The body is made up of many types of cells. Normally, cells grow and divide to produce more cells only when the body needs them. This orderly process helps keep the body healthy. Sometimes, however, cells keep dividing when new cells are not needed. These extra cells form a mass of tissue, called a growth or tumor.

Tumors can be benign or malignant.

Benign tumors are not cancer. They can often be removed and, in most cases, they do not come back. Cells from benign tumors do not spread to other parts of the body. Most important, benign tumors are rarely a threat to life.

Malignant tumors are cancer. Cells in these tumors are abnormal and divide without control or order. They can invade and damage nearby tissues and organs. Also, cancer cells can break away from a malignant tumor and enter the bloodstream or the lymphatic system. That is how cancer spreads from the original cancer site to form new tumors in other organs. The spread of cancer is called metastasis.

Leukemia and lymphoma are cancers that arise in blood-forming cells. The abnormal cells circulate in the bloodstream and lymphatic system. They may also invade (infiltrate) body organs and form tumors.


Most cancers are named for the organ or type of cell in which they begin. For example, cancer that begins in the lung is lung cancer, and cancer that begins in cells in the skin known as melanocytes is called melanoma.

When cancer spreads (metastasizes), cancer cells are often found in nearby or regional lymph nodes (sometimes called lymph glands). If the cancer has reached these nodes, it means that cancer cells may have spread to other organs, such as the liver, bones, or brain. When cancer spreads from its original location to another part of the body, the new tumor has the same kind of abnormal cells and the same name as the primary tumor. For example, if lung cancer spreads to the brain, the cancer cells in the brain are actually lung cancer cells. The disease is called metastatic lung cancer (it is not brain cancer).

 



Information and definitions of the medical conditions and diseases have been taken from various reliable government publications and we have done our best to verify their accuracy.
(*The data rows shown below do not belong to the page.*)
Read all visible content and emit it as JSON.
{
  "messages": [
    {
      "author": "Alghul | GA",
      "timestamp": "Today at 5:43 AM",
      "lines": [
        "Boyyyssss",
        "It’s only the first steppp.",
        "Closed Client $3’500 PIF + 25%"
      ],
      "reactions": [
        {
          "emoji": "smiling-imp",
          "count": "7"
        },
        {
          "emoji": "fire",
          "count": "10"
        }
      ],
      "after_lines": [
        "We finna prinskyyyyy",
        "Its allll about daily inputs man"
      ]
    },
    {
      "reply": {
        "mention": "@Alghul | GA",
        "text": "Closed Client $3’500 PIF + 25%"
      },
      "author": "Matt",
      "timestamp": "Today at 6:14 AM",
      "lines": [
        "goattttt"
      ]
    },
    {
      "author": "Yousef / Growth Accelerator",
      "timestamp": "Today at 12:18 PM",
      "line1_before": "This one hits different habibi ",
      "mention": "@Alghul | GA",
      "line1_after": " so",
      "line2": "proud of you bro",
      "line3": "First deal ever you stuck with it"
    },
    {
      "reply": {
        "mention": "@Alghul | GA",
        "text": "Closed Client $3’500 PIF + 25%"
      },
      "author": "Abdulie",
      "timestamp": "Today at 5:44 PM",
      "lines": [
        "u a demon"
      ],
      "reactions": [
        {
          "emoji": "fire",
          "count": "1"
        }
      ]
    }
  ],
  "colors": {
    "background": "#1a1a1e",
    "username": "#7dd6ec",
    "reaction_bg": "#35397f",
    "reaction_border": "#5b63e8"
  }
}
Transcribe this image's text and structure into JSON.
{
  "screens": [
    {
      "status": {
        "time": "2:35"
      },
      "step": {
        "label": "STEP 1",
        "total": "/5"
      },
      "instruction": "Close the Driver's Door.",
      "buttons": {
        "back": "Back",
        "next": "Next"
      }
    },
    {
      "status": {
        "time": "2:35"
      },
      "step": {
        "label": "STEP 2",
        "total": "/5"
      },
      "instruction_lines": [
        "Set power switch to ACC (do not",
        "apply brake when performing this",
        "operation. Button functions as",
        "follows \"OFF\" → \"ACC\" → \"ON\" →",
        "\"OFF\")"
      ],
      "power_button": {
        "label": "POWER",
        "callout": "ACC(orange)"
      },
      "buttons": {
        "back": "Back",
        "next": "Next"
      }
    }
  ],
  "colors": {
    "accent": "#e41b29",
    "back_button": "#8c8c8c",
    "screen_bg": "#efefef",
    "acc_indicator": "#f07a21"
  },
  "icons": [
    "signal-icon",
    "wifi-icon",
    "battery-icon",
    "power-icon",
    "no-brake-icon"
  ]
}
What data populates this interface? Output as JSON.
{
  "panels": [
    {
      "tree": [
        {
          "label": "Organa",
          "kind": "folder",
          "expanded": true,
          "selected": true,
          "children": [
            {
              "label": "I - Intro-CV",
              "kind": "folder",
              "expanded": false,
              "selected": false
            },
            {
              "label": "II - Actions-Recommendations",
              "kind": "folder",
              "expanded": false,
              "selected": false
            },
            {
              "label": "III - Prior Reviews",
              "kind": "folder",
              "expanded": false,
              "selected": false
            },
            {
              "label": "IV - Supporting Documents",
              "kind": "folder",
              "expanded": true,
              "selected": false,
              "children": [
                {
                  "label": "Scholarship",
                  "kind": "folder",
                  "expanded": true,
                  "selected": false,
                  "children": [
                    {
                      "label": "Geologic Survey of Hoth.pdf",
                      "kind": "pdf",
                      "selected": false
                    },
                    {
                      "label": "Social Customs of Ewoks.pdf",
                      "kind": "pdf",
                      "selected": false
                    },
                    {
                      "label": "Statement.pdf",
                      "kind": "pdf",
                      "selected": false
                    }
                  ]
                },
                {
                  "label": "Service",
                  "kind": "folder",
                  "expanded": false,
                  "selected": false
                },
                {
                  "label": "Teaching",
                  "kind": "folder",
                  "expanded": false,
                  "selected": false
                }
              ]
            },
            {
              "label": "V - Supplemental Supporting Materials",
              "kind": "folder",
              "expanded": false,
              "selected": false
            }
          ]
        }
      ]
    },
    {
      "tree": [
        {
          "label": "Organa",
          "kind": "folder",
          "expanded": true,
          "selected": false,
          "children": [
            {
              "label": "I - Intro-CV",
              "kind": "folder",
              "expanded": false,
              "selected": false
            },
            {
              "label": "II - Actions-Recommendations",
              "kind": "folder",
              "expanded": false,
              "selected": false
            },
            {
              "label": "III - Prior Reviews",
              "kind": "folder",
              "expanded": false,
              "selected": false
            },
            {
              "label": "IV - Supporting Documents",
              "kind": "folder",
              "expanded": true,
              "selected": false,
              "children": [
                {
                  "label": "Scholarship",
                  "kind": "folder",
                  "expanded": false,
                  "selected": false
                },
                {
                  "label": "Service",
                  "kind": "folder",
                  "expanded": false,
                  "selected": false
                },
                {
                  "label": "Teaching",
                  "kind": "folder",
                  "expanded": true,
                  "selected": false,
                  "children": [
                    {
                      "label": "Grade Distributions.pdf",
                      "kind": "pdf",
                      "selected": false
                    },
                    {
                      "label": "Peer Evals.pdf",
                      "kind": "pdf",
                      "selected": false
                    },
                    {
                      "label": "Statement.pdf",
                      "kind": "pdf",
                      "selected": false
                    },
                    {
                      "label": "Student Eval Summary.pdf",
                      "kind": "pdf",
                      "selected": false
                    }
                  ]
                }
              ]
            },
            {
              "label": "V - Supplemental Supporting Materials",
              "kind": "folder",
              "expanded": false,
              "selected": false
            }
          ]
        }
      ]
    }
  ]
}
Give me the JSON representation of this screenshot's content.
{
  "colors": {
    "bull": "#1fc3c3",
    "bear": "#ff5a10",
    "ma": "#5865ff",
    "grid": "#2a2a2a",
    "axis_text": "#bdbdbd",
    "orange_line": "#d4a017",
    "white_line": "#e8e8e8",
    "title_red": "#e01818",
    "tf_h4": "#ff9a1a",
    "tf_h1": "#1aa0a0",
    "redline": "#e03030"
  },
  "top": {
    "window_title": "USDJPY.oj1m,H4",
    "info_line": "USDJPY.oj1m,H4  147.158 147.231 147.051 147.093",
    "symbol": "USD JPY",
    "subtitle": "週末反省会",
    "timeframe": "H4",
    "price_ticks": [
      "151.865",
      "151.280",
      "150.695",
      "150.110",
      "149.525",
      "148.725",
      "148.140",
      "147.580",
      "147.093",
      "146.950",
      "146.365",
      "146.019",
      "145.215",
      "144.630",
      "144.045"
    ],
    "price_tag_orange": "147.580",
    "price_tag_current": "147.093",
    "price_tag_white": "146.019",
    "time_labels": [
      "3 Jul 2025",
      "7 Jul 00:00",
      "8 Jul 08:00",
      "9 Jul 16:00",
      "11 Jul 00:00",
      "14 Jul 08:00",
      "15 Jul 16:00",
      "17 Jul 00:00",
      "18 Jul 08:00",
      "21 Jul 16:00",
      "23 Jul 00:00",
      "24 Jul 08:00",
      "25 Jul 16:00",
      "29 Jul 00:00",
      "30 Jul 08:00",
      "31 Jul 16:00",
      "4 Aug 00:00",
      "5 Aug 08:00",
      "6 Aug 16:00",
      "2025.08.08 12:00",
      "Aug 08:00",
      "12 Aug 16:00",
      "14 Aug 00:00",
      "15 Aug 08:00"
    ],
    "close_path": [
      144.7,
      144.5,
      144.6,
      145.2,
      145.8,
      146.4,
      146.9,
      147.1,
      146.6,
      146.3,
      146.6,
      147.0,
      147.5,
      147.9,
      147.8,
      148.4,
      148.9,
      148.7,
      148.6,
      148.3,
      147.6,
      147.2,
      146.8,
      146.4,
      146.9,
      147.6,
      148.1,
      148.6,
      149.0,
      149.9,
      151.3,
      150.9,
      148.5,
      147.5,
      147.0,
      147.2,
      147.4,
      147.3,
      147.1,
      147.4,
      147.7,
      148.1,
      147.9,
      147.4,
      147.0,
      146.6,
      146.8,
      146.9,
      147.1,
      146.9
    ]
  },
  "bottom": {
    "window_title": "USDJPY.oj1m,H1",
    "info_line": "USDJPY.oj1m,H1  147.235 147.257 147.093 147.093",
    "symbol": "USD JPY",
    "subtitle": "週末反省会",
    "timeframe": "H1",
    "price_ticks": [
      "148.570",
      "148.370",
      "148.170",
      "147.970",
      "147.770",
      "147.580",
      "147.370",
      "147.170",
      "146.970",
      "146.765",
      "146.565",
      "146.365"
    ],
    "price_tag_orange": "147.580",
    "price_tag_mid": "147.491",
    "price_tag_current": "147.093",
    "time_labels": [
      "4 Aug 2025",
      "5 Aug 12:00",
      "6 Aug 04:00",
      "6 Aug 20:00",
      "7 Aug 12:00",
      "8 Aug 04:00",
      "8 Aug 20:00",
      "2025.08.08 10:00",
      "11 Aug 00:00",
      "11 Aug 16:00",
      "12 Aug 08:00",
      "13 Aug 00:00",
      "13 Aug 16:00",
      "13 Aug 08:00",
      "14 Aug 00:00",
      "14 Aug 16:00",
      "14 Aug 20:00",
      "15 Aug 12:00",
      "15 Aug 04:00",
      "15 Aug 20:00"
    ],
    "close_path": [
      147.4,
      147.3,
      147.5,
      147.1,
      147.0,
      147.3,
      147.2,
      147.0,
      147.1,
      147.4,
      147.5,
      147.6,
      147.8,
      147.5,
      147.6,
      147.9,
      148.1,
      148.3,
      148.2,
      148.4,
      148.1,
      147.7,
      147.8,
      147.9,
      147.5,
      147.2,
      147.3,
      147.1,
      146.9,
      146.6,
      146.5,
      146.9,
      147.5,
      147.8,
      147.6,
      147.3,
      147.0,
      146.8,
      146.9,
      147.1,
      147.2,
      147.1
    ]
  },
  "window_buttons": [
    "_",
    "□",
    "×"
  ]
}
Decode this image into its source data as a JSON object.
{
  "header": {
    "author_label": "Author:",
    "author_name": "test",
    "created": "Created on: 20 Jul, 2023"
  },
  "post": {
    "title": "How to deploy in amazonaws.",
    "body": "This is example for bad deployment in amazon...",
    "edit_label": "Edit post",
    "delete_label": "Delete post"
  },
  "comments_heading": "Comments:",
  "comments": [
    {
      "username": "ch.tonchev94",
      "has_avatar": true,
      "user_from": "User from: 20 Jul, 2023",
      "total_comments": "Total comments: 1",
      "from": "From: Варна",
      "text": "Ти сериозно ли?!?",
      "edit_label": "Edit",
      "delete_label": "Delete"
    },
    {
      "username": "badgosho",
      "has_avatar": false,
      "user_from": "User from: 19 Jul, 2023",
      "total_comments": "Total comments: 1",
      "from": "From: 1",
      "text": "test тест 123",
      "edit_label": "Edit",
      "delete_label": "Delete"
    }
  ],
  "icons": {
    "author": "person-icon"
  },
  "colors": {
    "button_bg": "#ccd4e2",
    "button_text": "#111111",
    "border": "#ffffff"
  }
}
If you feel any of the definitions are incorrect or needs to be updated please contact us and we will look into it.